[Web page and app entries]
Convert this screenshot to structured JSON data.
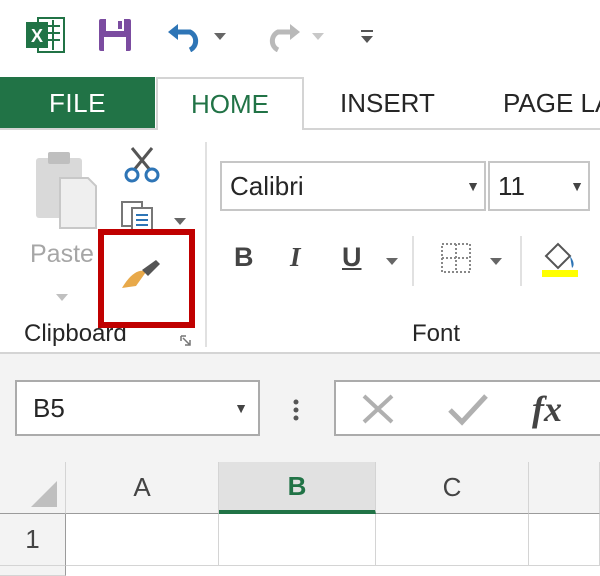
{
  "quick_access": {
    "app_icon": "excel-logo-icon",
    "save_icon": "save-icon",
    "undo_icon": "undo-icon",
    "redo_icon": "redo-icon",
    "customize_icon": "customize-toolbar-icon"
  },
  "tabs": [
    {
      "label": "FILE"
    },
    {
      "label": "HOME",
      "active": true
    },
    {
      "label": "INSERT"
    },
    {
      "label": "PAGE LA"
    }
  ],
  "ribbon": {
    "clipboard": {
      "group_label": "Clipboard",
      "paste_label": "Paste",
      "cut_icon": "scissors-icon",
      "copy_icon": "copy-icon",
      "format_painter_icon": "paintbrush-icon"
    },
    "font": {
      "group_label": "Font",
      "font_name": "Calibri",
      "font_size": "11",
      "bold": "B",
      "italic": "I",
      "underline": "U"
    }
  },
  "formula_bar": {
    "name_box": "B5",
    "fx_label": "fx",
    "cancel_icon": "cancel-x-icon",
    "enter_icon": "checkmark-icon"
  },
  "grid": {
    "columns": [
      "A",
      "B",
      "C"
    ],
    "selected_column": "B",
    "rows": [
      "1"
    ]
  },
  "colors": {
    "accent": "#217346",
    "highlight": "#c00000"
  }
}
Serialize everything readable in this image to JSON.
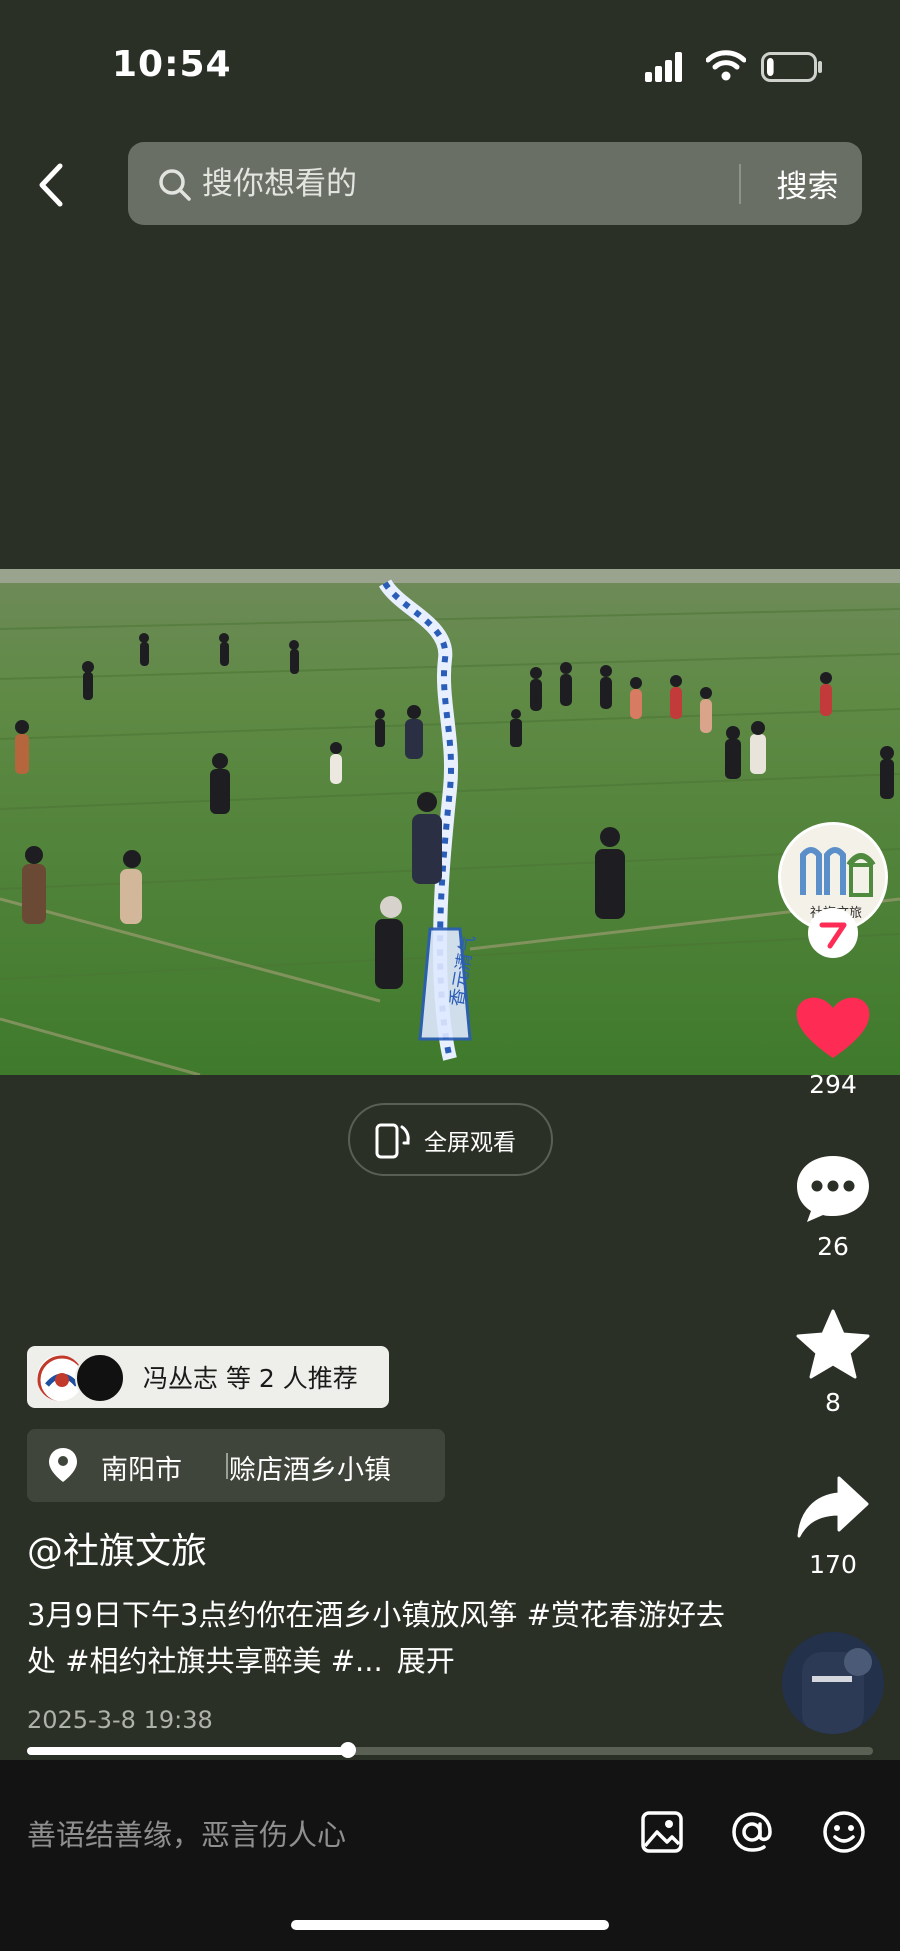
{
  "status_bar": {
    "time": "10:54",
    "icons": [
      "signal-icon",
      "wifi-icon",
      "battery-icon"
    ],
    "battery_level": 0.15
  },
  "search": {
    "placeholder": "搜你想看的",
    "button_label": "搜索"
  },
  "video": {
    "fullscreen_label": "全屏观看",
    "progress": 0.38,
    "kite_text": "香元清气"
  },
  "creator": {
    "avatar_text": "社旗文旅",
    "follow_icon": "plus-icon"
  },
  "actions": {
    "like_count": "294",
    "comment_count": "26",
    "favorite_count": "8",
    "share_count": "170",
    "colors": {
      "like": "#fe2c55",
      "default": "#ffffff"
    }
  },
  "recommend": {
    "label": "冯丛志 等 2 人推荐"
  },
  "location": {
    "city": "南阳市",
    "place": "赊店酒乡小镇"
  },
  "post": {
    "author": "@社旗文旅",
    "description": "3月9日下午3点约你在酒乡小镇放风筝 #赏花春游好去处 #相约社旗共享醉美 #...",
    "expand_label": "展开",
    "date": "2025-3-8 19:38"
  },
  "comment_bar": {
    "placeholder": "善语结善缘，恶言伤人心",
    "icons": [
      "image-icon",
      "mention-icon",
      "emoji-icon"
    ]
  }
}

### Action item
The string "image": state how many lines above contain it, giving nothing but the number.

### Written answer
2